In the end, I suppose it doesn’t matter — Jeter has been robbed in previous awards voting. He wasn’t robbed this time. This is more a cri de coeur against misapprehensions about the replacement value of a great shortstop season versus a good season by a first baseman. Before anyone jumps on me for saying Teixeira’s season was “good,” not “great,” it’s not meant as an insult. It’s just that the hitting standards at first base are so ridiculously high that to call Teixeira’s season great would be ludicrous given the existence of Albert Pujols.
In the end, we should probably be thankful that Jeter did not get a career-achievement MVP award. That John Wayne got an award for “True Grit” doesn’t change the fact that he didn’t even get nominated for “The Searchers” (indeed, “The Searchers” was not nominated for a darned thing), “Red River,” or even his gritty sergeant with a heart of gold in “The Sands of Iwo Jima” (he was nominated but lost to Broderick Crawford chewing up the drapes in “All the King’s Men”). Henry Fonda getting a deathbed for “On Golden Pond” doesn’t forgive the lack of notice for “Young Mr. Lincoln,” “The Grapes of Wrath” (nominated but lost to Jimmy Stewart for “The Philadelphia Story”), or “Fort Apache,” among others.

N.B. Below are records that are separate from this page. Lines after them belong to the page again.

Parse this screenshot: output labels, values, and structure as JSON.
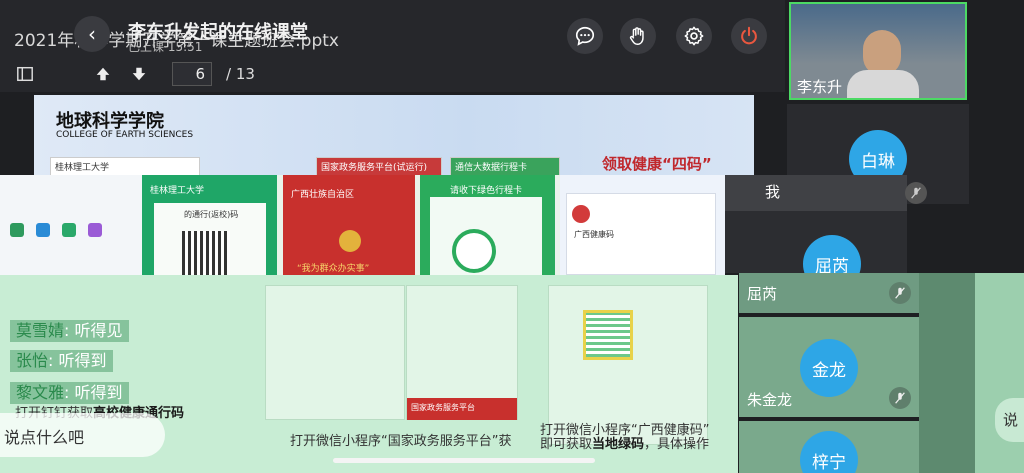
{
  "header": {
    "doc_title": "2021年秋季学期开学第一课主题班会.pptx",
    "class_title": "李东升发起的在线课堂",
    "class_status": "已上课 15:51"
  },
  "controls": [
    "chat-icon",
    "raise-hand-icon",
    "settings-icon",
    "power-icon"
  ],
  "accent_colors": {
    "power": "#e9573f",
    "speaking_border": "#4cd964",
    "avatar": "#2ea6e6"
  },
  "pager": {
    "current": "6",
    "total": "/ 13"
  },
  "slide": {
    "school_cn": "地球科学学院",
    "school_en": "COLLEGE OF EARTH SCIENCES",
    "card1": "桂林理工大学",
    "card2": "国家政务服务平台(试运行)",
    "card3": "通信大数据行程卡",
    "heading": "领取健康“四码”",
    "strip_school": "桂林理工大学",
    "strip_pass": "的通行(返校)码",
    "strip_region": "广西壮族自治区",
    "strip_slogan": "“我为群众办实事”",
    "strip_card": "请收下绿色行程卡",
    "strip_gov": "国家政务服务平台",
    "strip_health": "广西健康码"
  },
  "captions": {
    "c1_prefix": "打开钉钉获取",
    "c1_bold": "高校健康通行码",
    "c2": "打开微信小程序“国家政务服务平台”获",
    "c3_prefix": "打开微信小程序“广西健康码”",
    "c3_line2_prefix": "即可获取",
    "c3_bold": "当地绿码",
    "c3_suffix": "，具体操作"
  },
  "chat": [
    {
      "name": "莫雪婧",
      "text": ": 听得见"
    },
    {
      "name": "张怡",
      "text": ": 听得到"
    },
    {
      "name": "黎文雅",
      "text": ": 听得到"
    }
  ],
  "chat_input_placeholder": "说点什么吧",
  "participants": {
    "host": "李东升",
    "p1_avatar": "白琳",
    "p1_name": "我",
    "p2_avatar": "屈芮",
    "p2_name": "屈芮",
    "p3_avatar": "金龙",
    "p3_name": "朱金龙",
    "p4_avatar": "梓宁"
  },
  "edge_text": "说"
}
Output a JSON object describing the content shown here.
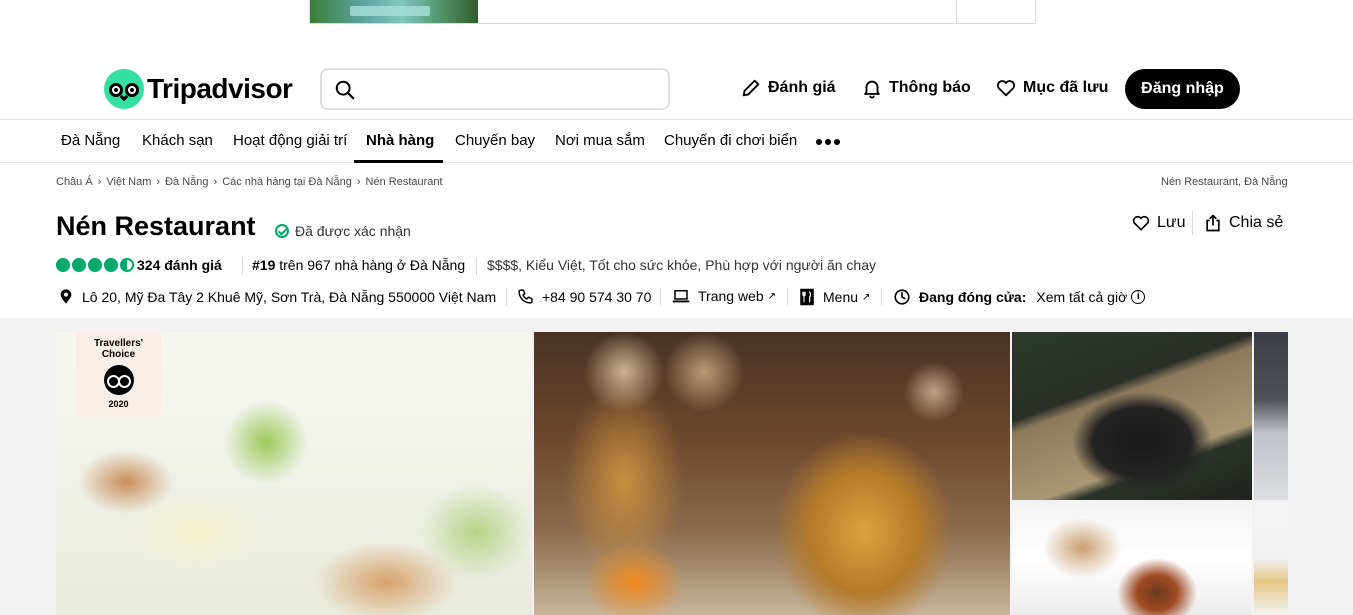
{
  "header": {
    "logo_text": "Tripadvisor",
    "search_placeholder": "",
    "actions": {
      "review": "Đánh giá",
      "notifications": "Thông báo",
      "saved": "Mục đã lưu",
      "login": "Đăng nhập"
    }
  },
  "nav": {
    "items": [
      "Đà Nẵng",
      "Khách sạn",
      "Hoạt động giải trí",
      "Nhà hàng",
      "Chuyến bay",
      "Nơi mua sắm",
      "Chuyến đi chơi biển"
    ],
    "active": "Nhà hàng"
  },
  "breadcrumbs": [
    "Châu Á",
    "Việt Nam",
    "Đà Nẵng",
    "Các nhà hàng tại Đà Nẵng",
    "Nén Restaurant"
  ],
  "breadcrumb_right": "Nén Restaurant, Đà Nẵng",
  "restaurant": {
    "name": "Nén Restaurant",
    "verified": "Đã được xác nhận",
    "rating": 4.5,
    "reviews": "324 đánh giá",
    "rank_num": "#19",
    "rank_text": " trên 967 nhà hàng ở Đà Nẵng",
    "cuisine": "$$$$, Kiểu Việt, Tốt cho sức khỏe, Phù hợp với người ăn chay",
    "address": "Lô 20, Mỹ Đa Tây 2 Khuê Mỹ, Sơn Trà, Đà Nẵng 550000 Việt Nam",
    "phone": "+84 90 574 30 70",
    "website": "Trang web",
    "menu": "Menu",
    "status": "Đang đóng cửa:",
    "hours": "Xem tất cả giờ"
  },
  "actions": {
    "save": "Lưu",
    "share": "Chia sẻ"
  },
  "badge": {
    "line1": "Travellers'",
    "line2": "Choice",
    "year": "2020"
  },
  "colors": {
    "brand_green": "#34e0a1",
    "rating_green": "#00aa6c",
    "login_bg": "#000000"
  }
}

Cary Grant’s honorary award doesn’t make up for the lack of recognition for “His Girl Friday” or “Only Angels Have Wings,” to name just two. These are apologies, not awards that carry the power of in-the-moment recognition.
As I said, Mauer deserved the award, but there is a certain sadness that Jeter, one of the most-celebrated players of his day, will never get an MVP award despite playing excellently on five World Series winners. It’s a strange discordance that he was both the best and someone else was always perceived to be better — apparently including Miguel flippin’ Cabrera, who went out on a drinking binge and brawled with his wife during the Tigers’ last series against the Twins. Tigers’ GM Dave Dombrowski had to go pick him up at the police station. That vote is not only an insult to Jeter, it’s an insult to Teixeira, Kevin Youkilis, Ben Zobrist, and every other candidate for the award — not to mention that everything I said about the replacement value of a first baseman versus more demanding positions goes double for Cabrera, a mediocre fielder. Cabrera is a heck of a hitter and carried the weak Tigers offense, but yipes, if you truly thought he was a better or more important player than Mauer, Jeter, Teixeira, Zobrist, Youkilis… You either weren’t paying attention and you don’t understand the game… And don’t even get me started on fifth-place finisher Kendry Morales, who wasn’t one of the 20-most valuable players in the league. It’s pretty hard to be most valuable when you have a .355 OBP, but home runs and RBIs still forgive so much. How can Morales have been more valuable than Evan Longoria, or Alex Rodriguez, who propelled the Yankees out of a terrible rut when he came off of the disabled list?
Ah, forget it. I’m going off to watch “The Ox-Bow Incident.” Do not disturb.